THE DATA:
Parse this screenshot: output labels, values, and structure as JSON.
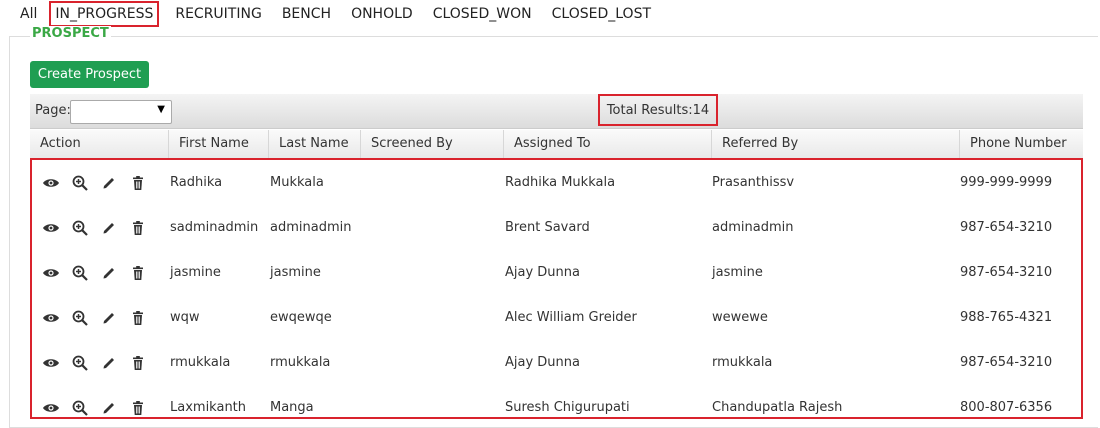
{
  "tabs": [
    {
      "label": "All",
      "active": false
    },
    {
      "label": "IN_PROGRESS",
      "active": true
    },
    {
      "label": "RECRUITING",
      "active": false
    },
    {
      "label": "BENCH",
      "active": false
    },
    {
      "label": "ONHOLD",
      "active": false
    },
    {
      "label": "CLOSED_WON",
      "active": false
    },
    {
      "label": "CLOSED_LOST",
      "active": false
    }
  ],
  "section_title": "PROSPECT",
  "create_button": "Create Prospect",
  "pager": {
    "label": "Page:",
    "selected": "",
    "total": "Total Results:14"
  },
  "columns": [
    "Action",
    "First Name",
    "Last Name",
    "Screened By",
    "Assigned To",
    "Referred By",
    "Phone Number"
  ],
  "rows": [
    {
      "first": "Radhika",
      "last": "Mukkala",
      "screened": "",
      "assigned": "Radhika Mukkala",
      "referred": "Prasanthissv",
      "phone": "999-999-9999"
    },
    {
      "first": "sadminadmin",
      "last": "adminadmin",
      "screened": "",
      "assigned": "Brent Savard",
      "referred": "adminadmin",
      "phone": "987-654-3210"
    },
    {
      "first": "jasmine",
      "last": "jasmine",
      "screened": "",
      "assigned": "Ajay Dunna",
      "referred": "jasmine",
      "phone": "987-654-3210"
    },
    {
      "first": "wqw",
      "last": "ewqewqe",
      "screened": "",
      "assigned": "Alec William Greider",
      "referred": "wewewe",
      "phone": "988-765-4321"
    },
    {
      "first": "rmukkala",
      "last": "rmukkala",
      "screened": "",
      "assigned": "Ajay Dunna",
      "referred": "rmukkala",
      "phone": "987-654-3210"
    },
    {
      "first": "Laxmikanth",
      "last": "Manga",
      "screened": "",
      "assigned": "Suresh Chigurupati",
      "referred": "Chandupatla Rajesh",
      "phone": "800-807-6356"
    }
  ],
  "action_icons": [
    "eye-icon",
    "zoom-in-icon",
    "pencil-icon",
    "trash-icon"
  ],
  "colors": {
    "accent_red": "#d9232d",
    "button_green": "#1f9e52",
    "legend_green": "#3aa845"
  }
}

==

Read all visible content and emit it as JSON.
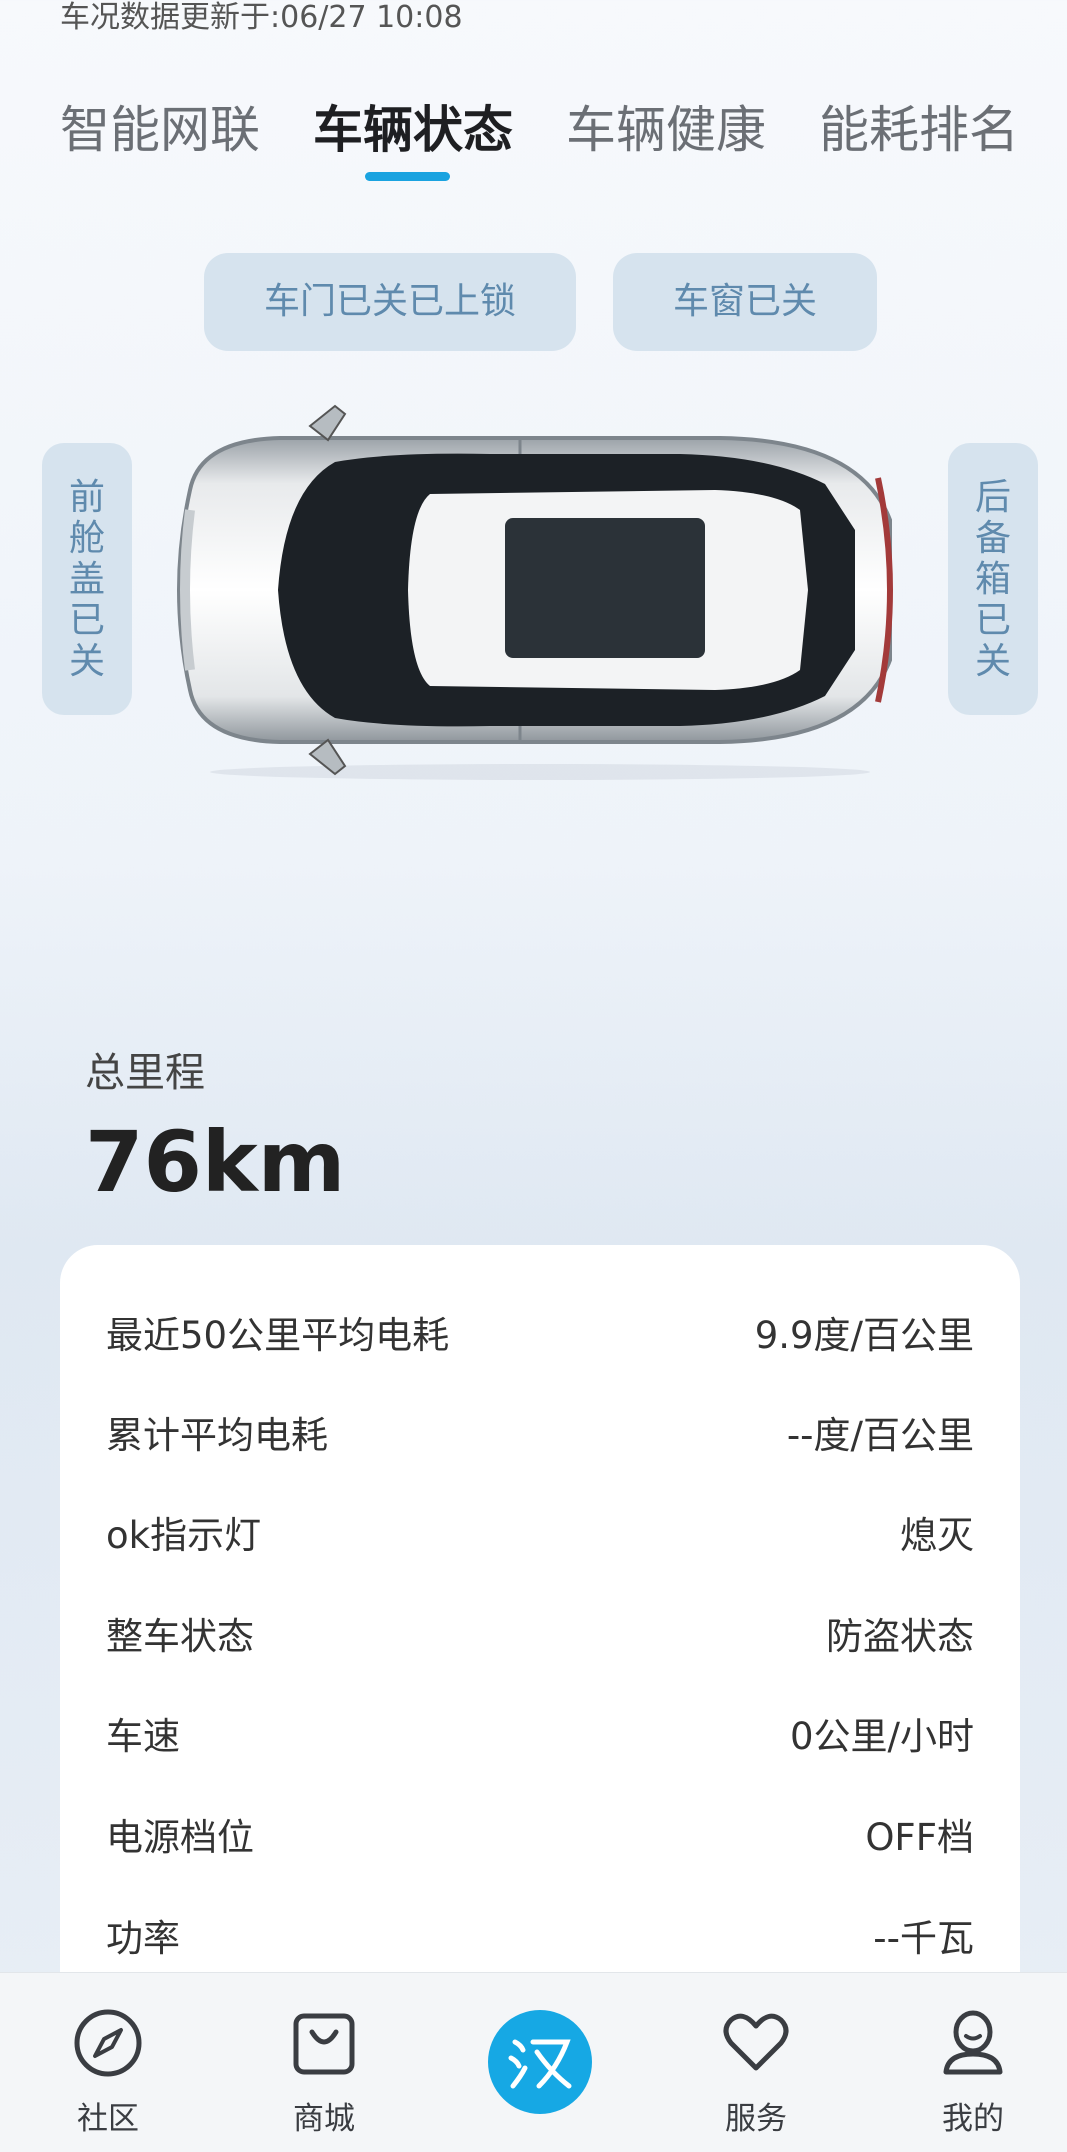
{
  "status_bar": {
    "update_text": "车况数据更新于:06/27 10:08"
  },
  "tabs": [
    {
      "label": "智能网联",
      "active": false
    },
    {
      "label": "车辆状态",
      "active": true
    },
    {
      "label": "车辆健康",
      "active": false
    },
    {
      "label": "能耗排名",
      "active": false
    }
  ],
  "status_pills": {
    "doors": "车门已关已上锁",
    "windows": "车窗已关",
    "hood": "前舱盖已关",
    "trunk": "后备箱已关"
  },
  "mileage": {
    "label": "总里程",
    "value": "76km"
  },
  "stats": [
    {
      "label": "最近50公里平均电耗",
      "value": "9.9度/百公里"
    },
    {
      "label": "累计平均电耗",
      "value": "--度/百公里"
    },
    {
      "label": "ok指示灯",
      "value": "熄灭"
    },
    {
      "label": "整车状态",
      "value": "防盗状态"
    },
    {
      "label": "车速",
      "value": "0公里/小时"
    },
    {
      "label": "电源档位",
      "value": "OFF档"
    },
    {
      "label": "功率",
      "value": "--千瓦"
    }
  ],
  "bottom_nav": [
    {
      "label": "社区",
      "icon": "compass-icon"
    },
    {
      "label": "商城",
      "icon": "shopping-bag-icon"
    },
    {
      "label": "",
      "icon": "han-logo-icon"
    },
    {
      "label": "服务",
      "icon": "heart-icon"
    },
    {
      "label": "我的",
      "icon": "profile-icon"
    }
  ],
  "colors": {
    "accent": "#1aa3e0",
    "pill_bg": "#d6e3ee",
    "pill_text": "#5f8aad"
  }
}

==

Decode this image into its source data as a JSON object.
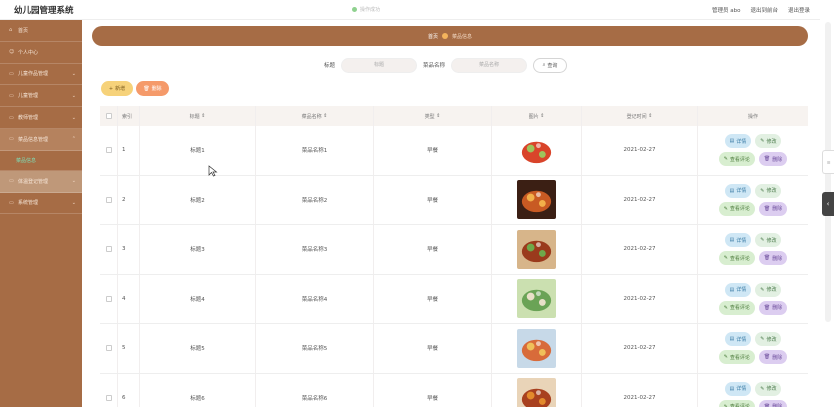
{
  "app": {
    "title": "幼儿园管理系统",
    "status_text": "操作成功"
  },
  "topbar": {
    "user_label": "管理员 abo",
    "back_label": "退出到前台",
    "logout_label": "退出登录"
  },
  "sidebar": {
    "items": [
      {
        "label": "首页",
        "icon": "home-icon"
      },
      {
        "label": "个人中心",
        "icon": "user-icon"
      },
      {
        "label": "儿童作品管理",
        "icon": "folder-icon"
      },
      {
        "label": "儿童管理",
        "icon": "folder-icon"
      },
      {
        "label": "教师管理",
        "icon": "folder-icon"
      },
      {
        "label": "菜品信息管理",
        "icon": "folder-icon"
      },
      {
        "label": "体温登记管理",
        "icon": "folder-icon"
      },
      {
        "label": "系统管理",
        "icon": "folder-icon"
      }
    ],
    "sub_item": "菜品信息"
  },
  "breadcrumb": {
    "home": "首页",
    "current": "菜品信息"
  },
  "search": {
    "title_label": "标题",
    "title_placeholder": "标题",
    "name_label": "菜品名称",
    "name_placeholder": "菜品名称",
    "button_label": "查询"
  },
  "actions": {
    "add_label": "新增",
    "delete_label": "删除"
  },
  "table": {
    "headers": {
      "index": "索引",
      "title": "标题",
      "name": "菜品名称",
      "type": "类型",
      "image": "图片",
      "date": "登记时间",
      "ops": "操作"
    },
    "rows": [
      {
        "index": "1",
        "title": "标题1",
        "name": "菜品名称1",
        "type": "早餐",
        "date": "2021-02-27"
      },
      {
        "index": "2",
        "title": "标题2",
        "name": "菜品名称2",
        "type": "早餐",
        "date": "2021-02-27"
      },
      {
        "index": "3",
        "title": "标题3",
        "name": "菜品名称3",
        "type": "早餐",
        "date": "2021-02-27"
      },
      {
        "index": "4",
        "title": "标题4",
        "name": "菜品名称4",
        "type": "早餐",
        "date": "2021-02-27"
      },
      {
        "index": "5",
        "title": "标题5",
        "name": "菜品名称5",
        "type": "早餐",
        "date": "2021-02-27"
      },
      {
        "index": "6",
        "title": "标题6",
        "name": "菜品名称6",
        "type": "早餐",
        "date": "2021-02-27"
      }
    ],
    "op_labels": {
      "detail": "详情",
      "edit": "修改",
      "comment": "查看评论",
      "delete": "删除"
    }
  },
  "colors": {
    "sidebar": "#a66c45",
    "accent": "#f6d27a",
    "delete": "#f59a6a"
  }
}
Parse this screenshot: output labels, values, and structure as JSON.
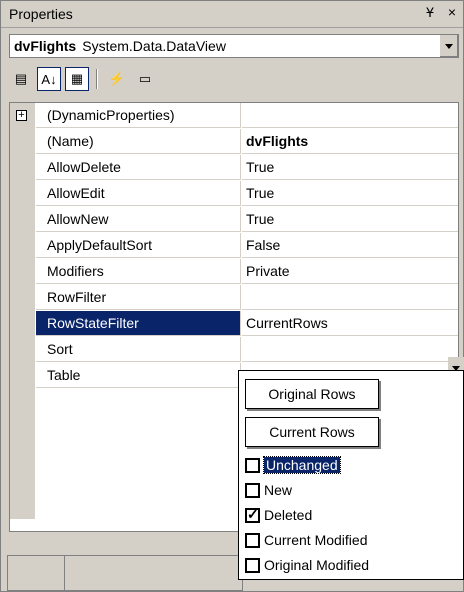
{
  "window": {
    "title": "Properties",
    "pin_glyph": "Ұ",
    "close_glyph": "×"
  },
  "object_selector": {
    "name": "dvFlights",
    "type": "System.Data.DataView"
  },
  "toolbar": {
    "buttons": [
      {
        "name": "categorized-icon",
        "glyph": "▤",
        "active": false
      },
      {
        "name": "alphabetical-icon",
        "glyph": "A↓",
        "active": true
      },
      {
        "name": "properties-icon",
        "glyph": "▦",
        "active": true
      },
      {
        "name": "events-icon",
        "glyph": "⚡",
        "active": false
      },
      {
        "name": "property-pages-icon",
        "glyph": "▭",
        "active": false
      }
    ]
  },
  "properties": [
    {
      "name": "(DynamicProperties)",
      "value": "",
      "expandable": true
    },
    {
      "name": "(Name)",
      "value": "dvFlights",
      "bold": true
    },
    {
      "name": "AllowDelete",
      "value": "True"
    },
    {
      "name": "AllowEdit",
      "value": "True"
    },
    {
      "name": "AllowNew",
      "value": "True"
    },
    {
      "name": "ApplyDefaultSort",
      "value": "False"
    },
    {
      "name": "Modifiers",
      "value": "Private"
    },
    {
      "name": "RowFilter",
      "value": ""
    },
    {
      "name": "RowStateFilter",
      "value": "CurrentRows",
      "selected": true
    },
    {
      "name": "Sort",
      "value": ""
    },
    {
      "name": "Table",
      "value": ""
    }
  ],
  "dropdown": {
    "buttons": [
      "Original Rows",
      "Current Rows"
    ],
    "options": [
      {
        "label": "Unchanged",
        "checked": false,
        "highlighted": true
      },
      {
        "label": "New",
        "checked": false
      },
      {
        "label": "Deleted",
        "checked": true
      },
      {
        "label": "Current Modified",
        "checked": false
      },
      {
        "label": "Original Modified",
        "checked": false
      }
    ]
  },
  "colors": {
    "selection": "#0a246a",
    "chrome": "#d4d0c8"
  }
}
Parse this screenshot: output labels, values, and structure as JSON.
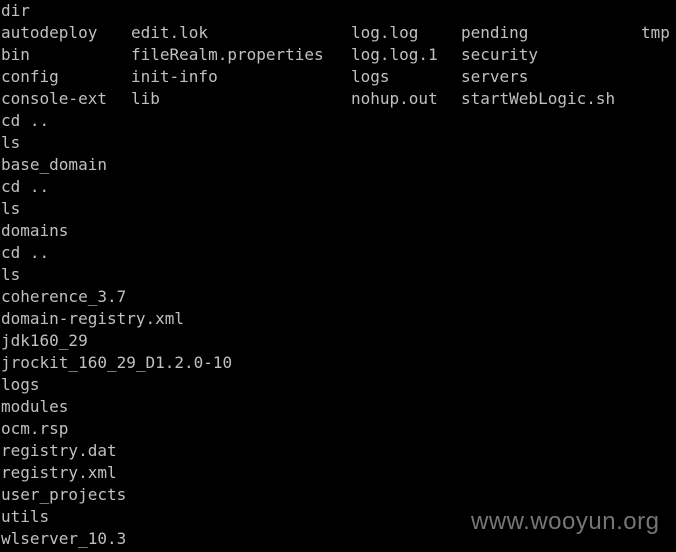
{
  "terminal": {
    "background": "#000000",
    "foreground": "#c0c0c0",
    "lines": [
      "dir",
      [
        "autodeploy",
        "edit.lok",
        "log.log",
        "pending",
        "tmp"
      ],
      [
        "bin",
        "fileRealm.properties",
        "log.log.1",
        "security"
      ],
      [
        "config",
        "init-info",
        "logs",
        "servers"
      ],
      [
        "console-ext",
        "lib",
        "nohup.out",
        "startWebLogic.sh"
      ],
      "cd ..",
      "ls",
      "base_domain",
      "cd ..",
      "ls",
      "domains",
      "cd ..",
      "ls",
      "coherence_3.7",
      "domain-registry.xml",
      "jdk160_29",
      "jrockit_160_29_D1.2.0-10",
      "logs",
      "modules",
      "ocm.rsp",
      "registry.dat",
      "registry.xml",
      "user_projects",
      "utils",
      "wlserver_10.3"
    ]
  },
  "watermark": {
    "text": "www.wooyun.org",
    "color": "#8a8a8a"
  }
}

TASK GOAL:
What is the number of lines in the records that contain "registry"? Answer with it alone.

RESPONSE:
3